Indio, first brewed in Mexico in 1893, rolled out in the United States in 2012 in Chicago, Los Angeles, San Diego, San Francisco, Austin, Dallas, Houston and San Antonio. Now, the beer will be available in Tucson, Phoenix and Las Vegas.
The Heritage Foundation this week released a report on the projected costs of immigration reform to U.S. taxpayers that, while met with strong rebuttal, managed to dominate much of the discussion on immigration this week.
In a busy week for immigration news Sen. Harry Reid stars in video produced by Senta Democrats, Attorney General Catherine Cortez Masto signs a letter supporting immigration reform and May Day march plans in Las Vegas get underway.
It is 8 a.m. Thursday on a quiet residential street in northeast Las Vegas. One house stands out from the rest of the cream and beige single-story homes. In the back room, Miguel Curiel, 62, is giving his free weekly guitar class for the unemployed. Wearing a tie with a violin, trumpet and piano printed on it and a long wooden cross necklace, he swings a conductor’s baton to keep the class in time.
In a postmortem analysis of the 2012 presidential election, polling firm Latino Decisions suggested Wednesday that while President Barack Obama did extremely well among Hispanic voters, Democrats cannot be complacent about that segment of the population and Republicans have room for growth with Hispanic voters, especially if they collaborate with their colleagues across the aisle on immigration reform.

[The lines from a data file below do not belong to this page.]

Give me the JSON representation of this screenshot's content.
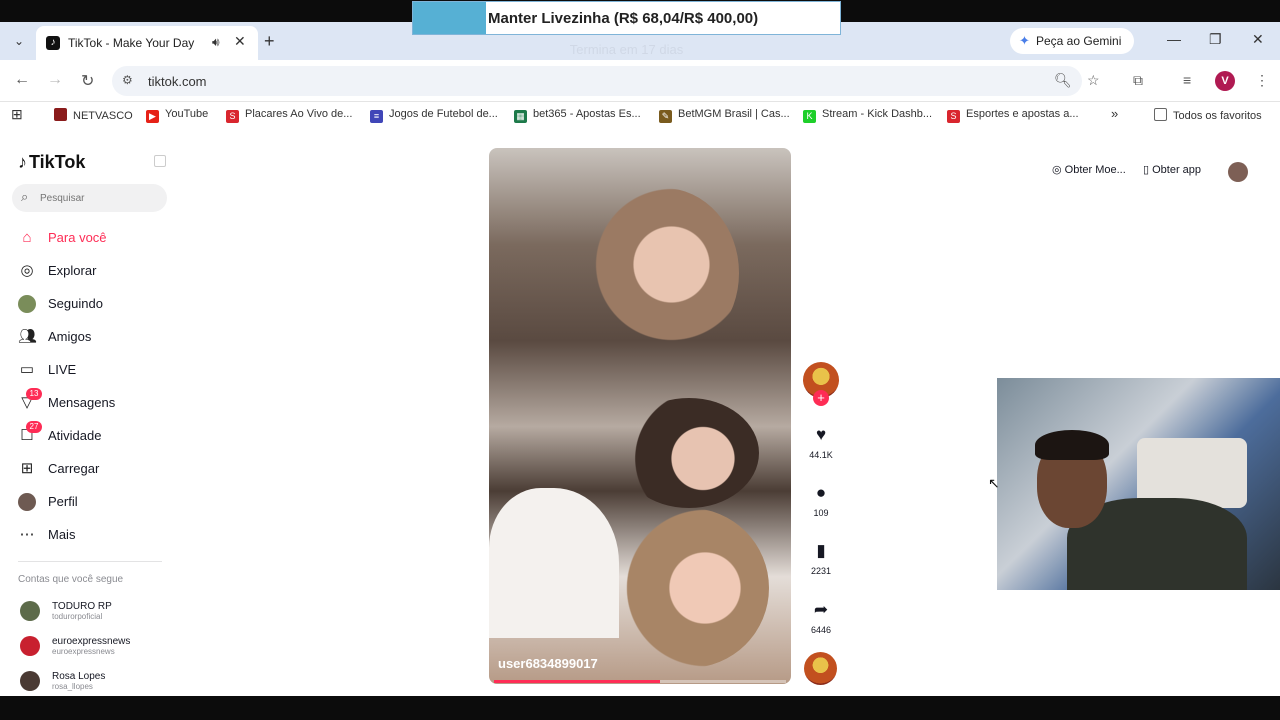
{
  "overlay": {
    "goal_text": "Manter Livezinha (R$ 68,04/R$ 400,00)",
    "goal_current": 68.04,
    "goal_target": 400.0,
    "subtext": "Termina em 17 dias"
  },
  "browser": {
    "tab_title": "TikTok - Make Your Day",
    "gemini_label": "Peça ao Gemini",
    "url": "tiktok.com",
    "profile_initial": "V",
    "bookmarks": [
      {
        "label": "NETVASCO",
        "color": "#8a1b1b"
      },
      {
        "label": "YouTube",
        "color": "#e62117"
      },
      {
        "label": "Placares Ao Vivo de...",
        "color": "#d9262e"
      },
      {
        "label": "Jogos de Futebol de...",
        "color": "#4046b8"
      },
      {
        "label": "bet365 - Apostas Es...",
        "color": "#1d7a4a"
      },
      {
        "label": "BetMGM Brasil | Cas...",
        "color": "#7a5b1e"
      },
      {
        "label": "Stream - Kick Dashb...",
        "color": "#1ecf2a"
      },
      {
        "label": "Esportes e apostas a...",
        "color": "#d9262e"
      }
    ],
    "all_bookmarks": "Todos os favoritos"
  },
  "tiktok": {
    "logo": "TikTok",
    "search_placeholder": "Pesquisar",
    "menu": [
      {
        "label": "Para você",
        "icon": "home-icon",
        "active": true
      },
      {
        "label": "Explorar",
        "icon": "compass-icon"
      },
      {
        "label": "Seguindo",
        "icon": "following-avatar-icon"
      },
      {
        "label": "Amigos",
        "icon": "friends-icon"
      },
      {
        "label": "LIVE",
        "icon": "live-icon"
      },
      {
        "label": "Mensagens",
        "icon": "messages-icon",
        "badge": "13"
      },
      {
        "label": "Atividade",
        "icon": "activity-icon",
        "badge": "27"
      },
      {
        "label": "Carregar",
        "icon": "upload-icon"
      },
      {
        "label": "Perfil",
        "icon": "profile-avatar-icon"
      },
      {
        "label": "Mais",
        "icon": "more-icon"
      }
    ],
    "following_title": "Contas que você segue",
    "following": [
      {
        "name": "TODURO RP",
        "handle": "todurorpoficial"
      },
      {
        "name": "euroexpressnews",
        "handle": "euroexpressnews"
      },
      {
        "name": "Rosa Lopes",
        "handle": "rosa_llopes"
      }
    ],
    "top_right": {
      "coins": "Obter Moe...",
      "app": "Obter app"
    },
    "video": {
      "username": "user6834899017",
      "progress": 0.57
    },
    "actions": {
      "likes": "44.1K",
      "comments": "109",
      "saves": "2231",
      "shares": "6446"
    }
  }
}
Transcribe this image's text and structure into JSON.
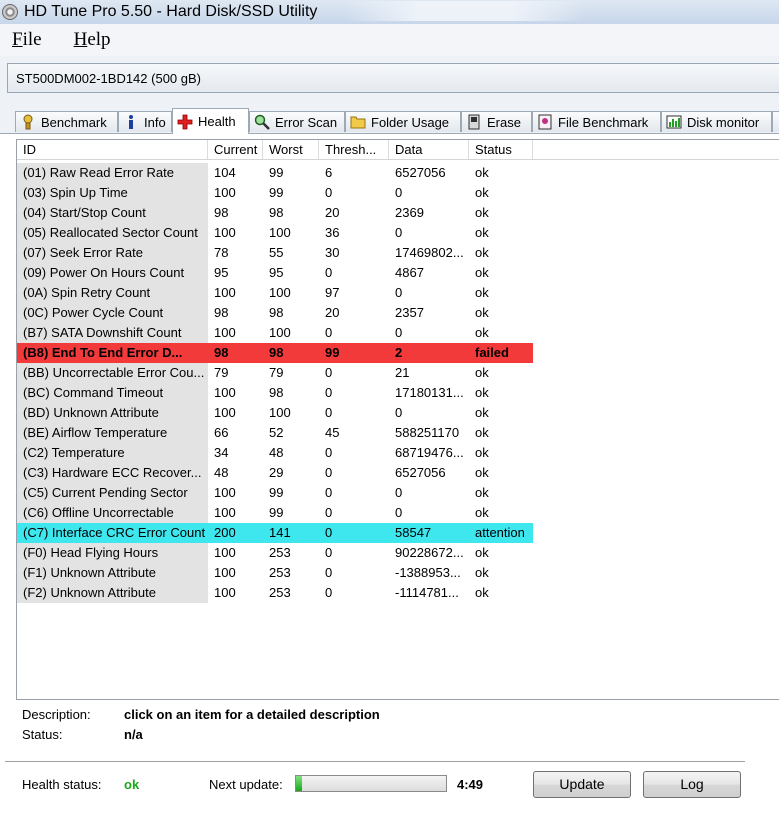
{
  "window": {
    "title": "HD Tune Pro 5.50 - Hard Disk/SSD Utility"
  },
  "menu": {
    "file": {
      "key": "F",
      "rest": "ile"
    },
    "help": {
      "key": "H",
      "rest": "elp"
    }
  },
  "device": {
    "selected": "ST500DM002-1BD142 (500 gB)"
  },
  "tabs": [
    {
      "label": "Benchmark",
      "icon": "benchmark-icon"
    },
    {
      "label": "Info",
      "icon": "info-icon"
    },
    {
      "label": "Health",
      "icon": "health-cross-icon",
      "active": true
    },
    {
      "label": "Error Scan",
      "icon": "magnifier-icon"
    },
    {
      "label": "Folder Usage",
      "icon": "folder-icon"
    },
    {
      "label": "Erase",
      "icon": "erase-icon"
    },
    {
      "label": "File Benchmark",
      "icon": "file-benchmark-icon"
    },
    {
      "label": "Disk monitor",
      "icon": "disk-monitor-icon"
    }
  ],
  "columns": [
    "ID",
    "Current",
    "Worst",
    "Thresh...",
    "Data",
    "Status"
  ],
  "rows": [
    {
      "id": "(01) Raw Read Error Rate",
      "current": "104",
      "worst": "99",
      "thresh": "6",
      "data": "6527056",
      "status": "ok"
    },
    {
      "id": "(03) Spin Up Time",
      "current": "100",
      "worst": "99",
      "thresh": "0",
      "data": "0",
      "status": "ok"
    },
    {
      "id": "(04) Start/Stop Count",
      "current": "98",
      "worst": "98",
      "thresh": "20",
      "data": "2369",
      "status": "ok"
    },
    {
      "id": "(05) Reallocated Sector Count",
      "current": "100",
      "worst": "100",
      "thresh": "36",
      "data": "0",
      "status": "ok"
    },
    {
      "id": "(07) Seek Error Rate",
      "current": "78",
      "worst": "55",
      "thresh": "30",
      "data": "17469802...",
      "status": "ok"
    },
    {
      "id": "(09) Power On Hours Count",
      "current": "95",
      "worst": "95",
      "thresh": "0",
      "data": "4867",
      "status": "ok"
    },
    {
      "id": "(0A) Spin Retry Count",
      "current": "100",
      "worst": "100",
      "thresh": "97",
      "data": "0",
      "status": "ok"
    },
    {
      "id": "(0C) Power Cycle Count",
      "current": "98",
      "worst": "98",
      "thresh": "20",
      "data": "2357",
      "status": "ok"
    },
    {
      "id": "(B7) SATA Downshift Count",
      "current": "100",
      "worst": "100",
      "thresh": "0",
      "data": "0",
      "status": "ok"
    },
    {
      "id": "(B8) End To End Error D...",
      "current": "98",
      "worst": "98",
      "thresh": "99",
      "data": "2",
      "status": "failed",
      "highlight": "failed"
    },
    {
      "id": "(BB) Uncorrectable Error Cou...",
      "current": "79",
      "worst": "79",
      "thresh": "0",
      "data": "21",
      "status": "ok"
    },
    {
      "id": "(BC) Command Timeout",
      "current": "100",
      "worst": "98",
      "thresh": "0",
      "data": "17180131...",
      "status": "ok"
    },
    {
      "id": "(BD) Unknown Attribute",
      "current": "100",
      "worst": "100",
      "thresh": "0",
      "data": "0",
      "status": "ok"
    },
    {
      "id": "(BE) Airflow Temperature",
      "current": "66",
      "worst": "52",
      "thresh": "45",
      "data": "588251170",
      "status": "ok"
    },
    {
      "id": "(C2) Temperature",
      "current": "34",
      "worst": "48",
      "thresh": "0",
      "data": "68719476...",
      "status": "ok"
    },
    {
      "id": "(C3) Hardware ECC Recover...",
      "current": "48",
      "worst": "29",
      "thresh": "0",
      "data": "6527056",
      "status": "ok"
    },
    {
      "id": "(C5) Current Pending Sector",
      "current": "100",
      "worst": "99",
      "thresh": "0",
      "data": "0",
      "status": "ok"
    },
    {
      "id": "(C6) Offline Uncorrectable",
      "current": "100",
      "worst": "99",
      "thresh": "0",
      "data": "0",
      "status": "ok"
    },
    {
      "id": "(C7) Interface CRC Error Count",
      "current": "200",
      "worst": "141",
      "thresh": "0",
      "data": "58547",
      "status": "attention",
      "highlight": "attention"
    },
    {
      "id": "(F0) Head Flying Hours",
      "current": "100",
      "worst": "253",
      "thresh": "0",
      "data": "90228672...",
      "status": "ok"
    },
    {
      "id": "(F1) Unknown Attribute",
      "current": "100",
      "worst": "253",
      "thresh": "0",
      "data": "-1388953...",
      "status": "ok"
    },
    {
      "id": "(F2) Unknown Attribute",
      "current": "100",
      "worst": "253",
      "thresh": "0",
      "data": "-1114781...",
      "status": "ok"
    }
  ],
  "colors": {
    "failed": "#f23a3a",
    "attention": "#3ee6ee",
    "health_ok": "#1aa81a"
  },
  "details": {
    "description_label": "Description:",
    "description_value": "click on an item for a detailed description",
    "status_label": "Status:",
    "status_value": "n/a"
  },
  "footer": {
    "health_label": "Health status:",
    "health_value": "ok",
    "next_update_label": "Next update:",
    "next_update_progress": 0.04,
    "countdown": "4:49",
    "update_button": "Update",
    "log_button": "Log"
  }
}
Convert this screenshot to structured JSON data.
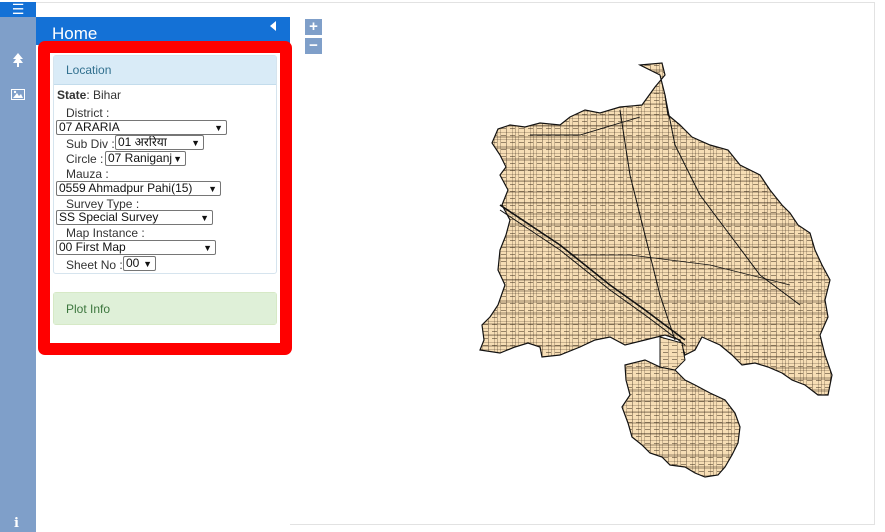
{
  "header": {
    "title": "Home"
  },
  "rail": {
    "menu_icon": "hamburger-menu-icon",
    "tree_icon": "tree-icon",
    "image_icon": "image-icon",
    "info_icon": "info-icon",
    "info_glyph": "i"
  },
  "location": {
    "title": "Location",
    "state_label": "State",
    "state_value": ": Bihar",
    "district_label": "District :",
    "district_value": "07 ARARIA",
    "subdiv_label": "Sub Div :",
    "subdiv_value": "01 अररिया",
    "circle_label": "Circle :",
    "circle_value": "07 Raniganj",
    "mauza_label": "Mauza :",
    "mauza_value": "0559 Ahmadpur Pahi(15)",
    "survey_label": "Survey Type :",
    "survey_value": "SS Special Survey",
    "instance_label": "Map Instance :",
    "instance_value": "00 First Map",
    "sheet_label": "Sheet No :",
    "sheet_value": "00"
  },
  "plot_info": {
    "title": "Plot Info"
  },
  "zoom": {
    "in": "+",
    "out": "−"
  },
  "colors": {
    "header_blue": "#1471d6",
    "rail_blue": "#7f9fc9",
    "highlight_red": "#ff0000",
    "parcel_fill": "#f7deb5"
  }
}
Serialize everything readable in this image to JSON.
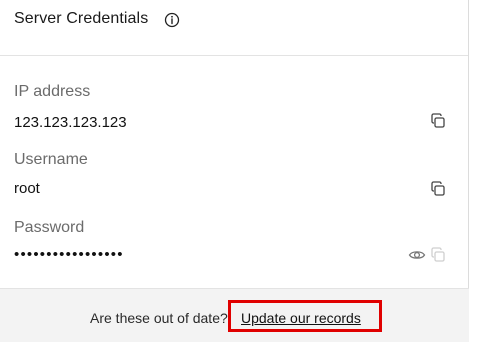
{
  "header": {
    "title": "Server Credentials",
    "info_icon": "info-icon"
  },
  "fields": [
    {
      "label": "IP address",
      "value": "123.123.123.123",
      "actions": [
        "copy-icon"
      ]
    },
    {
      "label": "Username",
      "value": "root",
      "actions": [
        "copy-icon"
      ]
    },
    {
      "label": "Password",
      "value": "•••••••••••••••••",
      "actions": [
        "eye-icon",
        "copy-icon"
      ],
      "copy_disabled": true
    }
  ],
  "footer": {
    "prompt": "Are these out of date?",
    "link_label": "Update our records"
  },
  "colors": {
    "highlight": "#e00000",
    "footer_bg": "#f3f3f3",
    "label": "#6b6b6b"
  }
}
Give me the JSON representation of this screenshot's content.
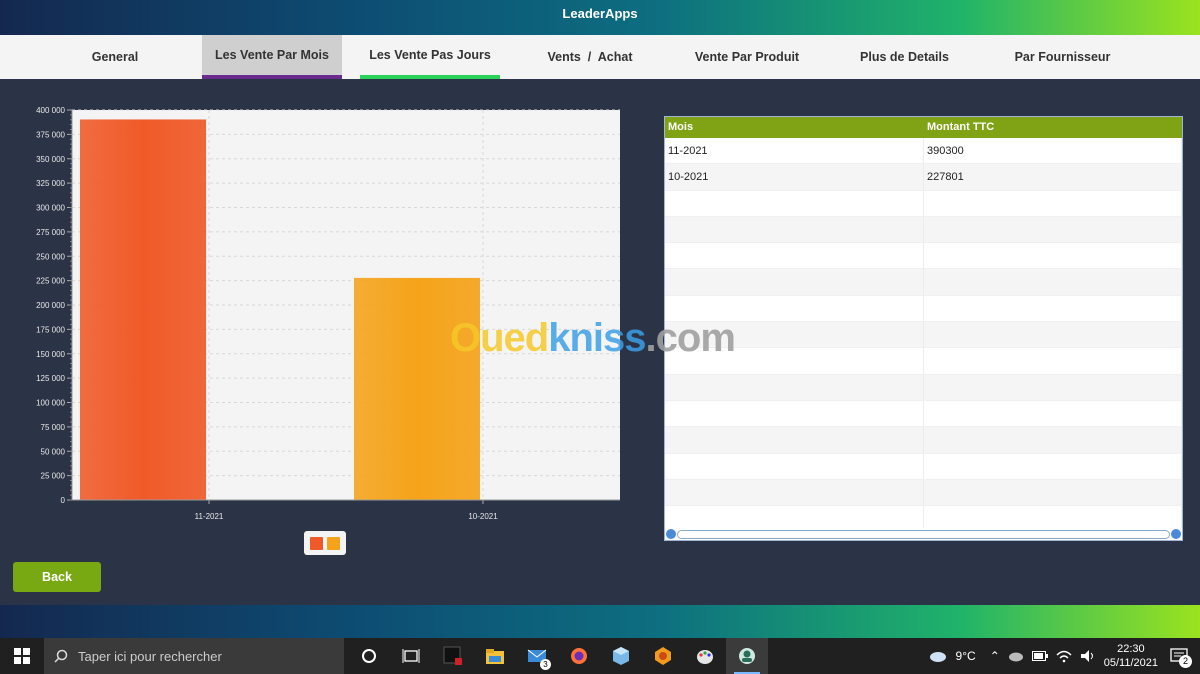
{
  "app": {
    "title": "LeaderApps"
  },
  "tabs": [
    {
      "label": "General"
    },
    {
      "label": "Les Vente Par Mois"
    },
    {
      "label": "Les Vente Pas Jours"
    },
    {
      "label": "Vents  /  Achat"
    },
    {
      "label": "Vente Par Produit"
    },
    {
      "label": "Plus de Details"
    },
    {
      "label": "Par Fournisseur"
    }
  ],
  "chart_data": {
    "type": "bar",
    "categories": [
      "11-2021",
      "10-2021"
    ],
    "values": [
      390300,
      227801
    ],
    "colors": [
      "#f05a28",
      "#f5a31a"
    ],
    "ylim": [
      0,
      400000
    ],
    "yticks": [
      "0",
      "25 000",
      "50 000",
      "75 000",
      "100 000",
      "125 000",
      "150 000",
      "175 000",
      "200 000",
      "225 000",
      "250 000",
      "275 000",
      "300 000",
      "325 000",
      "350 000",
      "375 000",
      "400 000"
    ],
    "grid": true
  },
  "table": {
    "headers": [
      "Mois",
      "Montant TTC"
    ],
    "rows": [
      [
        "11-2021",
        "390300"
      ],
      [
        "10-2021",
        "227801"
      ]
    ],
    "empty_rows": 13
  },
  "back_button": {
    "label": "Back"
  },
  "watermark": {
    "part1": "Oued",
    "part2": "kniss",
    "part3": ".com"
  },
  "taskbar": {
    "search_placeholder": "Taper ici pour rechercher",
    "mail_badge": "3",
    "weather": "9°C",
    "time": "22:30",
    "date": "05/11/2021",
    "notification_count": "2"
  }
}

Charlie Minn has spent the last three years filming documentaries in Juarez, enough time to see the city come full circle from murder capital of the world to a city with above average, but not outlandish, crime figures.